Input records START

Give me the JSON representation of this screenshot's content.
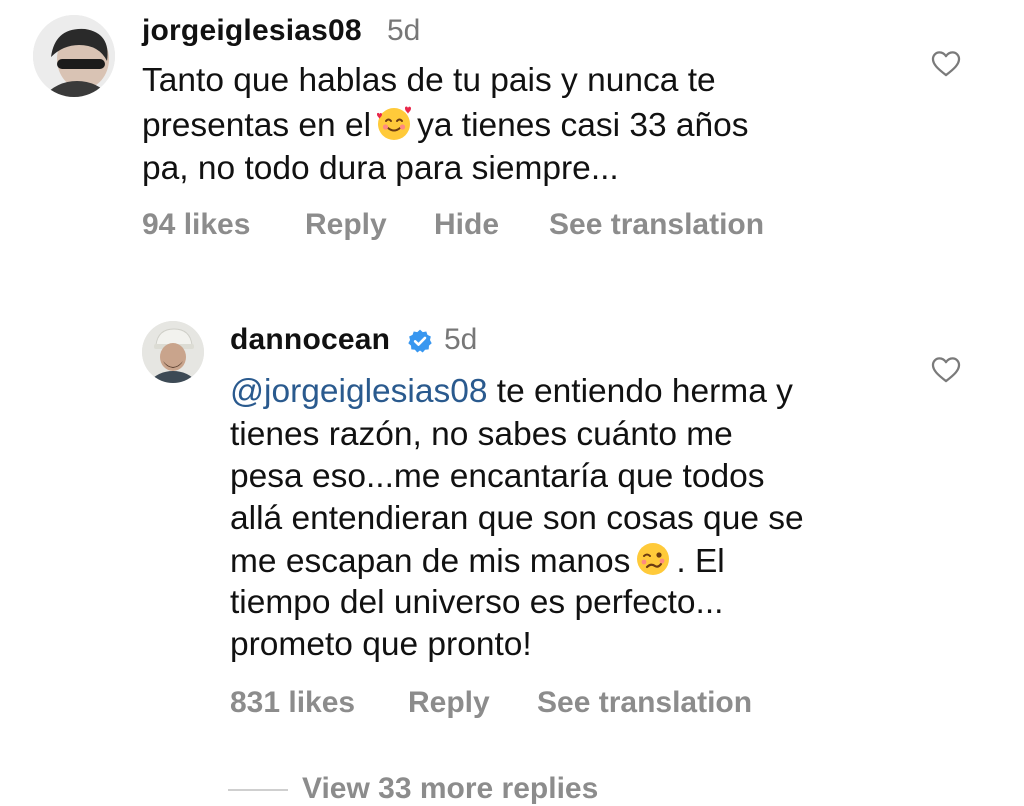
{
  "comments": [
    {
      "username": "jorgeiglesias08",
      "time": "5d",
      "lines": [
        "Tanto que hablas de tu pais y nunca te",
        "presentas en el",
        "ya tienes casi 33 años",
        "pa, no todo dura para siempre..."
      ],
      "emoji_icon": "smiling-face-with-hearts-icon",
      "likes": "94 likes",
      "reply": "Reply",
      "hide": "Hide",
      "translate": "See translation"
    },
    {
      "username": "dannocean",
      "verified": true,
      "time": "5d",
      "mention": "@jorgeiglesias08",
      "lines": [
        "te entiendo herma y",
        "tienes razón, no sabes cuánto me",
        "pesa eso...me encantaría que todos",
        "allá entendieran que son cosas que se",
        "me escapan de mis manos",
        ". El",
        "tiempo del universo es perfecto...",
        "prometo que pronto!"
      ],
      "emoji_icon": "woozy-face-icon",
      "likes": "831 likes",
      "reply": "Reply",
      "translate": "See translation"
    }
  ],
  "view_more": "View 33 more replies",
  "colors": {
    "text": "#111111",
    "secondary": "#8c8c8c",
    "mention": "#2a5a8e",
    "verified": "#3897f0"
  },
  "icons": [
    "heart-outline-icon",
    "verified-badge-icon"
  ]
}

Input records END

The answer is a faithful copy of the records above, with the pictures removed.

Output:
Give me the JSON representation of this screenshot's content.
{
  "comments": [
    {
      "username": "jorgeiglesias08",
      "time": "5d",
      "lines": [
        "Tanto que hablas de tu pais y nunca te",
        "presentas en el",
        "ya tienes casi 33 años",
        "pa, no todo dura para siempre..."
      ],
      "emoji_icon": "smiling-face-with-hearts-icon",
      "likes": "94 likes",
      "reply": "Reply",
      "hide": "Hide",
      "translate": "See translation"
    },
    {
      "username": "dannocean",
      "verified": true,
      "time": "5d",
      "mention": "@jorgeiglesias08",
      "lines": [
        "te entiendo herma y",
        "tienes razón, no sabes cuánto me",
        "pesa eso...me encantaría que todos",
        "allá entendieran que son cosas que se",
        "me escapan de mis manos",
        ". El",
        "tiempo del universo es perfecto...",
        "prometo que pronto!"
      ],
      "emoji_icon": "woozy-face-icon",
      "likes": "831 likes",
      "reply": "Reply",
      "translate": "See translation"
    }
  ],
  "view_more": "View 33 more replies",
  "colors": {
    "text": "#111111",
    "secondary": "#8c8c8c",
    "mention": "#2a5a8e",
    "verified": "#3897f0"
  },
  "icons": [
    "heart-outline-icon",
    "verified-badge-icon"
  ]
}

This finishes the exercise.